By the mid-seventies WBCN-FM, a local radio station in Boston, Massachusetts, began playing a few cuts from the record, and their popularity was renewed. It was further renewed when two additional things happened: in 1978 famed independent music band NRBQ listened in, sought out a copy, then had it re-released in 1980 on the Red Rooster Records/Rounder Records label; and almost immediately Dr. Demento, an American radio broadcaster and record collector specializing in novelty songs, comedy, and strange or unusual recordings, began to play it almost exclusively on his radio show nationwide, especially around the holiday Halloween when he would play the album track "It's Halloween," and for many years since it became part of his top "Funny Five" recordings of the week.

Other versions of the album's release[edit]

Later a CD version of the album, which also contained their followup album Shaggs' Own Thing was released in 1988 by Rounder, and another CD of just the original first album was released by RCA Victor in 1999.

Track listing[edit]

  • All songs written and arranged by: Dorothy Wiggin.
  1. "Philosophy of the World" – 2:56
  2. "That Little Sports Car" – 2:06
  3. "Who Are Parents?" – 2:58
  4. "My Pal Foot Foot" – 2:31
  5. "My Companion" – 2:04
  6. "I'm So Happy When You're Near" – 2:12
  7. "Things I Wonder" – 2:12
  8. "Sweet Thing" – 2:57
  9. "It's Halloween" – 2:22
  10. "Why Do I Feel?" – 3:57
  11. "What Should I Do?" – 2:18
  12. "We Have a Savior" – 3:06

Reception[edit]

"Philosophy of the World is the sickest, most stunningly awful wonderful record I've heard in ages: the perfect mental purgative for doldrums of any kind," wrote Debra Rae Cohen for Rolling Stone in a review of the 1980 reissue. "Like a lobotomized Trapp Family Singers, the Shaggs warble earnest greeting-card lyrics (...) in happy, hapless quasi-unison along ostensible lines of melody while strumming their tinny guitars like someone worrying a zipper. The drummer pounds gamely to the call of a different muse, as if she had to guess which song they were playing - and missed every time."[2] "Without exaggeration," Chris Connelly wrote in a later Rolling Stone article, "it may stand as the worst album ever recorded."[3] In an article for The New Yorker, the album was described as "hauntingly bad".[4]

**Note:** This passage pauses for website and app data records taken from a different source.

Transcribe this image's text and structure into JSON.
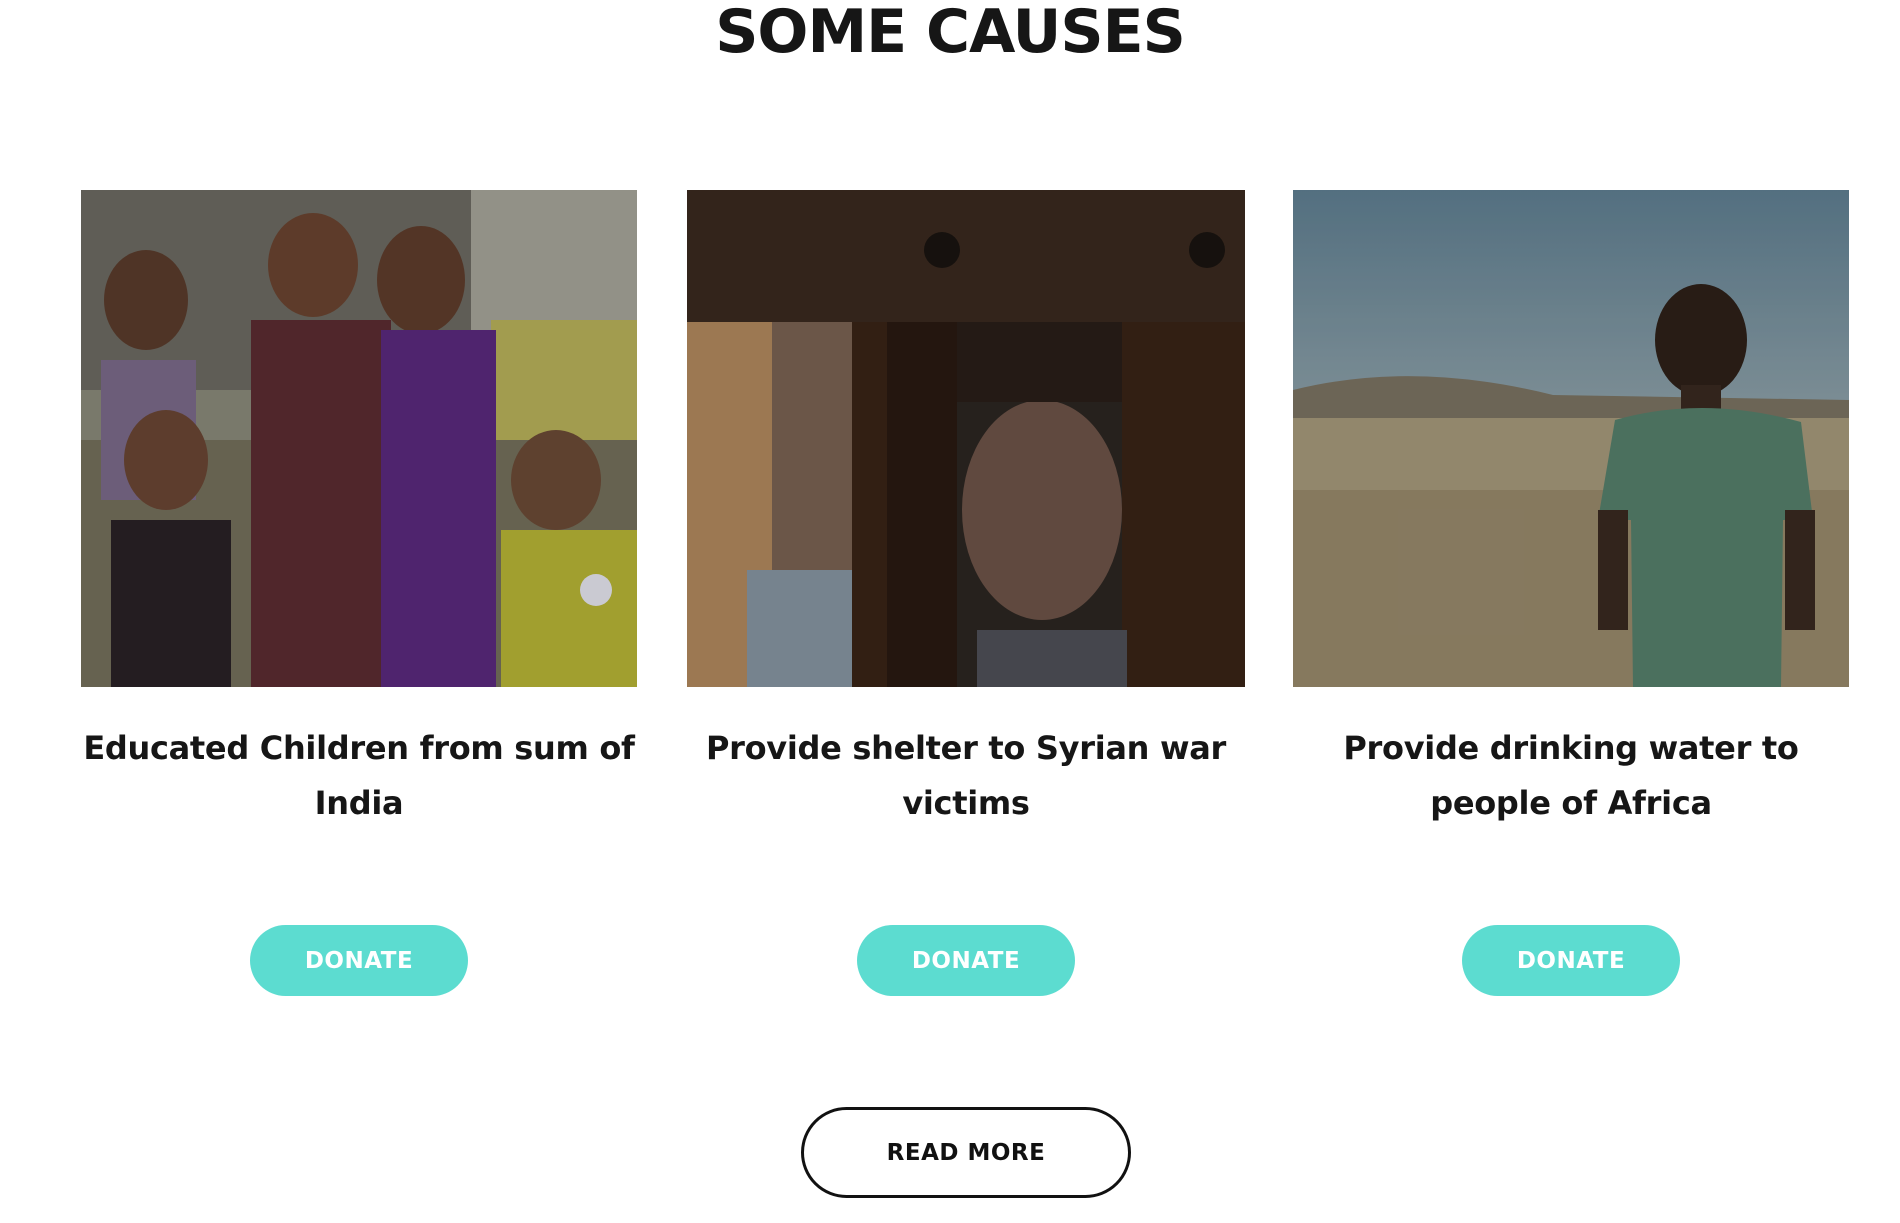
{
  "section": {
    "title": "SOME CAUSES"
  },
  "causes": [
    {
      "title": "Educated Children from sum of India",
      "image": "group-of-children-photo",
      "donate_label": "DONATE"
    },
    {
      "title": "Provide shelter to Syrian war victims",
      "image": "child-behind-wooden-bars-photo",
      "donate_label": "DONATE"
    },
    {
      "title": "Provide drinking water to people of Africa",
      "image": "child-in-dry-field-photo",
      "donate_label": "DONATE"
    }
  ],
  "read_more_label": "READ MORE",
  "colors": {
    "accent": "#5cdcd0",
    "text": "#161616",
    "background": "#ffffff"
  }
}
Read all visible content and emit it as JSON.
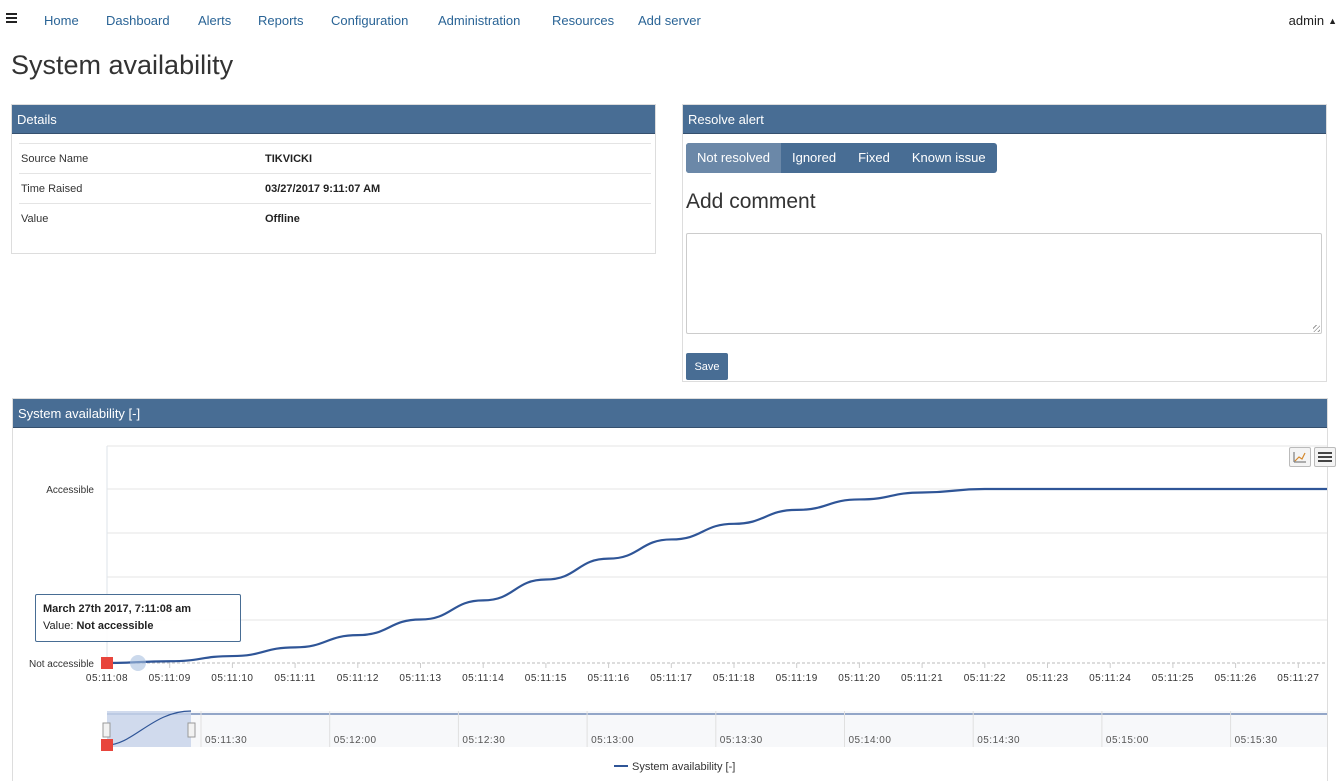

Blender Magazine placed it 100th on the list of the "100 Greatest Indie-Rock Albums Ever" in 2007. Nirvana frontman Kurt Cobain listed Philosophy of the World as his No. 5 favorite album of all time.[5][6][7] The record has also been cited as highly influential by Frank Zappa, Kimya Dawson of The Moldy Peaches, and Deerhoof.[1]

Personnel[edit]

  • Dorothy (aka Dot) Wiggin: lead guitar, vocals
  • Betty Wiggin Porter: rhythm guitar, vocals
  • Helen Wiggin: drums
  • Rachel Wiggin: bass guitar on "That Little Sports Car"

Production[edit]

  • Produced by: Austin Wiggin, Terry Adams and Charlie Dreyer
  • Recorded and engineered by: Bob Olive and Austin Wiggin

Notes[edit]

  1. ^ a b Venus Zine article: "Venus Zine Classic: The Shaggs".
  2. ^ Cohen, Debra Rae (October 30, 1980). "Philosophy of the World". Rolling Stone (Straight Arrow Publishers, Inc.) (329): 56. 
  3. ^ Connelly, Chris (December 11, 1980). "Is Rock Ready for the Shaggs?". Rolling Stone (Straight Arrow Publishers, Inc.) (332): 19. 
  4. ^ Meet The Shaggs
  5. ^ "Kurt Cobain Top 50 - 05 - The Shaggs - Philosophy Of The World video". NME. 2008-10-16. Retrieved 2012-03-23. 
  6. ^ "Top 50 by Nirvana [MIXTAPE]". Retrieved 8 May 2013. 
  7. ^ Cross, Gaar, Gendron, Martens, Yarm (2013). Nirvana: The Complete Illustrated History. p. 21. ISBN 978-0-7603-4521-4. 

References[edit]

Chusid, Irwin. Songs in the Key of Z.